    Our weekly trip to the trash transfer station was a bust as far as stock, but someone threw a Porter Cable air compressor (which looks new) in the bin, it followed us home. It appears to work although the gauges don't register any pressure but for free what the heck and I'll tinker with it. Now for the best thanks to TPAAAT when we stopped at a big yard sale. The sale was by a friend of mine and after looking around I found a Colt Army 1917 model revolver that I would have loved to add to my collection but it was too rich for my budget. I asked Bulldog if he had any blacksmith tools or anvils and he said as a matter of fact I do and pointed to the back of his garage. Well it turned out to be a Hay-Budden 106 pound anvil in good shape (not abused) and at his asking price of $200 ($1.89 a pound) I couldn't pass it up. He threw in the jack-hammer bit and 4 ft 1 inch round bar with the deal. It is serial number A7264. I think it was made 1919-1920 range. It passed the ball bearing rebound test at 80-85% over the whole face and the ring was consistent over the whole face too. The edges are rounded by honest work but are not bad and the face is flat. I'll take some more pictures and post them in the Hay-Budden thread after I get it cleaned up a bit. Can't wait to get her mounted and shine up the face with hot steel. Then on the way home we stopped at a large Flea Market / scrap yard where we picked up a like new 6 inch K-T Industrial Tools bench grinder on a home made stand for $35, It's a 1/2 hp which runs fine, along with the wood ammo box and ball pien hammer.

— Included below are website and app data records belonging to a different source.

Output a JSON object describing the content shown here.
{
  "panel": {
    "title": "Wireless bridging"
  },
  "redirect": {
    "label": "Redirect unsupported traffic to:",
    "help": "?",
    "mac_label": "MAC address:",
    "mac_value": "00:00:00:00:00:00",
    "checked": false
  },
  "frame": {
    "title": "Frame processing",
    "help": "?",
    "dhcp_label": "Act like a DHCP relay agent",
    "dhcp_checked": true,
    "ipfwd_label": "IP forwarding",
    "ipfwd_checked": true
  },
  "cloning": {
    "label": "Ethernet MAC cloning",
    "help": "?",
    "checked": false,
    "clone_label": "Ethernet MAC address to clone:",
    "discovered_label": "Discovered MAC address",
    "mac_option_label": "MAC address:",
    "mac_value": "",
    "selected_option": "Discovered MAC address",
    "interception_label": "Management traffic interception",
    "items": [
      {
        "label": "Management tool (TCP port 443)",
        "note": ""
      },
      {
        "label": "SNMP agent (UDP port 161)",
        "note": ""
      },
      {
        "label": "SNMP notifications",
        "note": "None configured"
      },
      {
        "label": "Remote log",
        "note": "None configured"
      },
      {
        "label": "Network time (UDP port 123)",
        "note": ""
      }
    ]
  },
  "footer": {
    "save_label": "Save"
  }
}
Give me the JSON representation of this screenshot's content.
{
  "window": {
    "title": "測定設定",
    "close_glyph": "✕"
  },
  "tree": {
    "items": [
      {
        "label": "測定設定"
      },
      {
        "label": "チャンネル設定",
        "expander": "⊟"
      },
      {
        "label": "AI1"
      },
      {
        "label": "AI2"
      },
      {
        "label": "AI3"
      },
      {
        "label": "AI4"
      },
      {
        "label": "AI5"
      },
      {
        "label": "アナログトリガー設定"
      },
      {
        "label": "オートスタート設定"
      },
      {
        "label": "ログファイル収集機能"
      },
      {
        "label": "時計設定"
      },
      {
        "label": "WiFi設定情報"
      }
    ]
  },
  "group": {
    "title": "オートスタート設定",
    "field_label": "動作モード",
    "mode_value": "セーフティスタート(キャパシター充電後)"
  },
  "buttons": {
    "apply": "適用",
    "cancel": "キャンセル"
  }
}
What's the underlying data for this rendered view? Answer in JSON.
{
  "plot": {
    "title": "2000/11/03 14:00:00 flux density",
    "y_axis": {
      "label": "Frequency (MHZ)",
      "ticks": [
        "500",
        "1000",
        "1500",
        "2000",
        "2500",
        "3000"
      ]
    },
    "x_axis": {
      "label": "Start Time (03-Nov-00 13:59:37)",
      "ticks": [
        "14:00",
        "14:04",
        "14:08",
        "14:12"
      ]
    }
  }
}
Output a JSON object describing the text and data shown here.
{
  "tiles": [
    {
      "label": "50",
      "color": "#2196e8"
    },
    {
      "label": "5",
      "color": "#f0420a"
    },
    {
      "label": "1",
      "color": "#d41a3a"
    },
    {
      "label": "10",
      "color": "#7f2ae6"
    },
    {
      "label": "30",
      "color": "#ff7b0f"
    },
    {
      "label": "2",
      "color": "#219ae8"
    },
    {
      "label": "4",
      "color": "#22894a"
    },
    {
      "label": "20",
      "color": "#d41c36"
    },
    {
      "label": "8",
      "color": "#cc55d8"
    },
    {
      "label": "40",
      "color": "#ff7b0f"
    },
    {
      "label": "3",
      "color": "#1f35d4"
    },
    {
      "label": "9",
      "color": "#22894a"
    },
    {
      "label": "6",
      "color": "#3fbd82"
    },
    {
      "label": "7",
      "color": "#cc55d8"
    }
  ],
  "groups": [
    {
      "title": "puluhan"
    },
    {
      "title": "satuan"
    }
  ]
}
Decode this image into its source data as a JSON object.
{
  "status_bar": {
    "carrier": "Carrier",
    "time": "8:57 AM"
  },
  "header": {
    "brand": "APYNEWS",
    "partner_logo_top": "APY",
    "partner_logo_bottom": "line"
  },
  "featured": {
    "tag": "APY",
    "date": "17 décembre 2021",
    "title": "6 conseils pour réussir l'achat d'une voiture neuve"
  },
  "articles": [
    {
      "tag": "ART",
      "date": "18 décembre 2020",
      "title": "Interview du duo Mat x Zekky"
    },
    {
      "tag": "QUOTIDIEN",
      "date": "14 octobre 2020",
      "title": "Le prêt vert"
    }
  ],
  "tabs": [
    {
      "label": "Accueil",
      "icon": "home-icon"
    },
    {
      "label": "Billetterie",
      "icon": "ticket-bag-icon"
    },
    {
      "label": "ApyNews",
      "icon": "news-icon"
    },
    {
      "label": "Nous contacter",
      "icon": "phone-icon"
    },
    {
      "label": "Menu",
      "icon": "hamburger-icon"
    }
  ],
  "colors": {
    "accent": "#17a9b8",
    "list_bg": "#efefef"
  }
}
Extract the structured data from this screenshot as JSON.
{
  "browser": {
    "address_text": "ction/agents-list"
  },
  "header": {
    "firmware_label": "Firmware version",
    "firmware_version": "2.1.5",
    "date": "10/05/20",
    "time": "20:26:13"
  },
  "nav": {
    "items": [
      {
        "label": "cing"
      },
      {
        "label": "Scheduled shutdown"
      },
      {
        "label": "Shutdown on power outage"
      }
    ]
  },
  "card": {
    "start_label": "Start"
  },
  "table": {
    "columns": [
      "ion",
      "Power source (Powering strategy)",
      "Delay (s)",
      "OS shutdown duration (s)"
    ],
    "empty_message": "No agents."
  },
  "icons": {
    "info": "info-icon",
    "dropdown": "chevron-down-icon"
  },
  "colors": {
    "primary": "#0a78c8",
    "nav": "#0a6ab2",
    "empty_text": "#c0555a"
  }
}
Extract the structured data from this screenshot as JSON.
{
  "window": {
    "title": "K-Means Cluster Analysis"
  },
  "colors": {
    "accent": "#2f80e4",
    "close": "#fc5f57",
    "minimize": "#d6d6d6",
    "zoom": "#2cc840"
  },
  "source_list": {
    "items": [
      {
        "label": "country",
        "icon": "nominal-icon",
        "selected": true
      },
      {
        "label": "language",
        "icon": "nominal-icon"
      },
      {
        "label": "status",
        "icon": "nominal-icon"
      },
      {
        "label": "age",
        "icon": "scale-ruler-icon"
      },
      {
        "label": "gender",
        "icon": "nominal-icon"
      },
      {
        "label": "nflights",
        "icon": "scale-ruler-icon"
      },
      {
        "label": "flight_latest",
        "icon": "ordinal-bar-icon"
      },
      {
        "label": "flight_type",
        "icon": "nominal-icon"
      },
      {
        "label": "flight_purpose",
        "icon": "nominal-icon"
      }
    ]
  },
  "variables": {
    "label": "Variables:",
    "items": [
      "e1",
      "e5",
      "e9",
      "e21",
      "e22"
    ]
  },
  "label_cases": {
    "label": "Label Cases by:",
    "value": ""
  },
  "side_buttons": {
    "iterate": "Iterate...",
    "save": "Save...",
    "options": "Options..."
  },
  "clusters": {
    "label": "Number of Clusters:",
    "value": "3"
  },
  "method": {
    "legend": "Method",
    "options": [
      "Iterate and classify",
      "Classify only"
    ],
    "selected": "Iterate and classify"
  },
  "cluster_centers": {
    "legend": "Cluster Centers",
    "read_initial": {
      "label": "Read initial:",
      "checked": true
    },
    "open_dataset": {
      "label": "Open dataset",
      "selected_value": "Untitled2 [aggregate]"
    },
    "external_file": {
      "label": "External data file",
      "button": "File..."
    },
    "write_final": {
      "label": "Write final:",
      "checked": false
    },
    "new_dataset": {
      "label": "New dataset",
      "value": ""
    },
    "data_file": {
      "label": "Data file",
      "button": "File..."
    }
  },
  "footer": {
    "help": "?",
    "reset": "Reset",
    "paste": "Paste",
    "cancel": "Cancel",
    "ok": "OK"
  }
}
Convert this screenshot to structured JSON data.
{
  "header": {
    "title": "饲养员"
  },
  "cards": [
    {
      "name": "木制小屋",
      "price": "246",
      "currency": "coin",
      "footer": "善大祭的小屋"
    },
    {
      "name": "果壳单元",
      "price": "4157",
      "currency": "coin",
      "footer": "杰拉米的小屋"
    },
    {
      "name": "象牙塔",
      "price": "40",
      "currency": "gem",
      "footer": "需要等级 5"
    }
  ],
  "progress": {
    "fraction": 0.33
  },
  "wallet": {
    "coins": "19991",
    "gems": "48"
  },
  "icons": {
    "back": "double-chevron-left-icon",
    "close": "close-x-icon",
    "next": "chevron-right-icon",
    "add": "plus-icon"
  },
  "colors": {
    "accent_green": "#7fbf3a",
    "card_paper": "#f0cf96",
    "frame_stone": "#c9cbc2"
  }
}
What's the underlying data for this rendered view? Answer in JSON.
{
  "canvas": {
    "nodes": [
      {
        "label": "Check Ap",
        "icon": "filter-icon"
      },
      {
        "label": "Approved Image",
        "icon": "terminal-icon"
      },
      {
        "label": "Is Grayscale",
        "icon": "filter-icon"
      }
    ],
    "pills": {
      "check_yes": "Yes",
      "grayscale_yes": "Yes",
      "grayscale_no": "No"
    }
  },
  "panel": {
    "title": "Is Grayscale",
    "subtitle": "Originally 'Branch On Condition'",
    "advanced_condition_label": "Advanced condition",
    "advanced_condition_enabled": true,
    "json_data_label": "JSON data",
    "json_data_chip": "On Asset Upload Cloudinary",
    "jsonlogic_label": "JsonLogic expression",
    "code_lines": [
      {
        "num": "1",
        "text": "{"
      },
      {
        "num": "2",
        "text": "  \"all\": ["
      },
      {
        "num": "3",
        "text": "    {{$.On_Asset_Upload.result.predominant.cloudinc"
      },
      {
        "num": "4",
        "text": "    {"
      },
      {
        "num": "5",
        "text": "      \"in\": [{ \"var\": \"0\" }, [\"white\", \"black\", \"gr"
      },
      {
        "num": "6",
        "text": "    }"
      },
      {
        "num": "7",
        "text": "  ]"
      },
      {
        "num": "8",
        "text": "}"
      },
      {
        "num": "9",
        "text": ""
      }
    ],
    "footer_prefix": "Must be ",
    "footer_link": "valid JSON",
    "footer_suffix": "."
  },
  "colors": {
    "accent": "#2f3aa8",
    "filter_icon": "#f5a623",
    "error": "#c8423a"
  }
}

My wife had somewhere to go so she wouldn't let me scrounge through the scrap yard.
  14. Leg Vise Mount Advice Needed

    Coat it with BLO (boiled linseed oil) that will protect it from rusting. Your mount should work fine. Regular machine oil on the thrust washers and screw.
  15. General help on a brick forge/ needing info

    There is no reason in the world for a blacksmith to know about casting...none. You would be well ahead to forget about casting and concentrate on heating metal and forging it.